Work task
All of the records must be given again exactly.

Website and app data records
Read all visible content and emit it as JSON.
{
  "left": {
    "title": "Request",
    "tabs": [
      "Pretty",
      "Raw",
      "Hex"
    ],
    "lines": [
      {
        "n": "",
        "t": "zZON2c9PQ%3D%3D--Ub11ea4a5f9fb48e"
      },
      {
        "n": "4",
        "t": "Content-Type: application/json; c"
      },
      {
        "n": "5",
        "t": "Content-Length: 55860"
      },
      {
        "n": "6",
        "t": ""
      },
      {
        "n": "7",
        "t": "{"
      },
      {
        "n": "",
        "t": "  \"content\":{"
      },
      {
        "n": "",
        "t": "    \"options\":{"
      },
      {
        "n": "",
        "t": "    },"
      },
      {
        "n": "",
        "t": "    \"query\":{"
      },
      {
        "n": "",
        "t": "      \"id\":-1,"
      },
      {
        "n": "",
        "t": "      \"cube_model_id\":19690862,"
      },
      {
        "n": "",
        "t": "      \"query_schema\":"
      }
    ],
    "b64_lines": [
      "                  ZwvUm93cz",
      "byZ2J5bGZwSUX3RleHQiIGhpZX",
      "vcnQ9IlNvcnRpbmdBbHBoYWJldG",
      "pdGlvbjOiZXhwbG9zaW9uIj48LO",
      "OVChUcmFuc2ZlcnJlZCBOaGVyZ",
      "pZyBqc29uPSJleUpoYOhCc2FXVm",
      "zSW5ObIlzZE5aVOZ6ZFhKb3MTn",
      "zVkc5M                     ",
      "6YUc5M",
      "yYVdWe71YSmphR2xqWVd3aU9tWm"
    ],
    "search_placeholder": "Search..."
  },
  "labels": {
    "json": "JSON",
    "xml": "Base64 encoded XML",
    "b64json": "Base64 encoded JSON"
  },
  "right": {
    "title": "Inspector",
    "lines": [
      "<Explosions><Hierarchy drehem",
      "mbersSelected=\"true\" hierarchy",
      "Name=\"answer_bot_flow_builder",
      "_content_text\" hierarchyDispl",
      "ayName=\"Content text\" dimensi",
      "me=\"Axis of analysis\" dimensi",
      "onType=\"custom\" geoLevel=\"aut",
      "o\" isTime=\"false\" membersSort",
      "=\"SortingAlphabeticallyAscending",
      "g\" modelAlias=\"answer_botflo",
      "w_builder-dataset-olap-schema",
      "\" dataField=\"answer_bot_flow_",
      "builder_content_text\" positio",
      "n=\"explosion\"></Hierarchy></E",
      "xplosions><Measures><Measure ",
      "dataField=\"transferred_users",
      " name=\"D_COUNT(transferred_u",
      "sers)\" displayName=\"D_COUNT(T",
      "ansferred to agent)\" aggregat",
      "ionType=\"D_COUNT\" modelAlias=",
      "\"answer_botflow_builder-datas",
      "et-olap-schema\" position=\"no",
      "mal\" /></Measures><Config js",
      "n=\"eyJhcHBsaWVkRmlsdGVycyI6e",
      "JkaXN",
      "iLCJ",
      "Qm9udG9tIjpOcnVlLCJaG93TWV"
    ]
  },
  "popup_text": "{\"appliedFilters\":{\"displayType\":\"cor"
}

Solution for this exercise
Read all visible content and emit it as JSON.
{
  "left": {
    "title": "Request",
    "tabs": [
      "Pretty",
      "Raw",
      "Hex"
    ],
    "lines": [
      {
        "n": "",
        "t": "zZON2c9PQ%3D%3D--Ub11ea4a5f9fb48e"
      },
      {
        "n": "4",
        "t": "Content-Type: application/json; c"
      },
      {
        "n": "5",
        "t": "Content-Length: 55860"
      },
      {
        "n": "6",
        "t": ""
      },
      {
        "n": "7",
        "t": "{"
      },
      {
        "n": "",
        "t": "  \"content\":{"
      },
      {
        "n": "",
        "t": "    \"options\":{"
      },
      {
        "n": "",
        "t": "    },"
      },
      {
        "n": "",
        "t": "    \"query\":{"
      },
      {
        "n": "",
        "t": "      \"id\":-1,"
      },
      {
        "n": "",
        "t": "      \"cube_model_id\":19690862,"
      },
      {
        "n": "",
        "t": "      \"query_schema\":"
      }
    ],
    "b64_lines": [
      "                  ZwvUm93cz",
      "byZ2J5bGZwSUX3RleHQiIGhpZX",
      "vcnQ9IlNvcnRpbmdBbHBoYWJldG",
      "pdGlvbjOiZXhwbG9zaW9uIj48LO",
      "OVChUcmFuc2ZlcnJlZCBOaGVyZ",
      "pZyBqc29uPSJleUpoYOhCc2FXVm",
      "zSW5ObIlzZE5aVOZ6ZFhKb3MTn",
      "zVkc5M                     ",
      "6YUc5M",
      "yYVdWe71YSmphR2xqWVd3aU9tWm"
    ],
    "search_placeholder": "Search..."
  },
  "labels": {
    "json": "JSON",
    "xml": "Base64 encoded XML",
    "b64json": "Base64 encoded JSON"
  },
  "right": {
    "title": "Inspector",
    "lines": [
      "<Explosions><Hierarchy drehem",
      "mbersSelected=\"true\" hierarchy",
      "Name=\"answer_bot_flow_builder",
      "_content_text\" hierarchyDispl",
      "ayName=\"Content text\" dimensi",
      "me=\"Axis of analysis\" dimensi",
      "onType=\"custom\" geoLevel=\"aut",
      "o\" isTime=\"false\" membersSort",
      "=\"SortingAlphabeticallyAscending",
      "g\" modelAlias=\"answer_botflo",
      "w_builder-dataset-olap-schema",
      "\" dataField=\"answer_bot_flow_",
      "builder_content_text\" positio",
      "n=\"explosion\"></Hierarchy></E",
      "xplosions><Measures><Measure ",
      "dataField=\"transferred_users",
      " name=\"D_COUNT(transferred_u",
      "sers)\" displayName=\"D_COUNT(T",
      "ansferred to agent)\" aggregat",
      "ionType=\"D_COUNT\" modelAlias=",
      "\"answer_botflow_builder-datas",
      "et-olap-schema\" position=\"no",
      "mal\" /></Measures><Config js",
      "n=\"eyJhcHBsaWVkRmlsdGVycyI6e",
      "JkaXN",
      "iLCJ",
      "Qm9udG9tIjpOcnVlLCJaG93TWV"
    ]
  },
  "popup_text": "{\"appliedFilters\":{\"displayType\":\"cor"
}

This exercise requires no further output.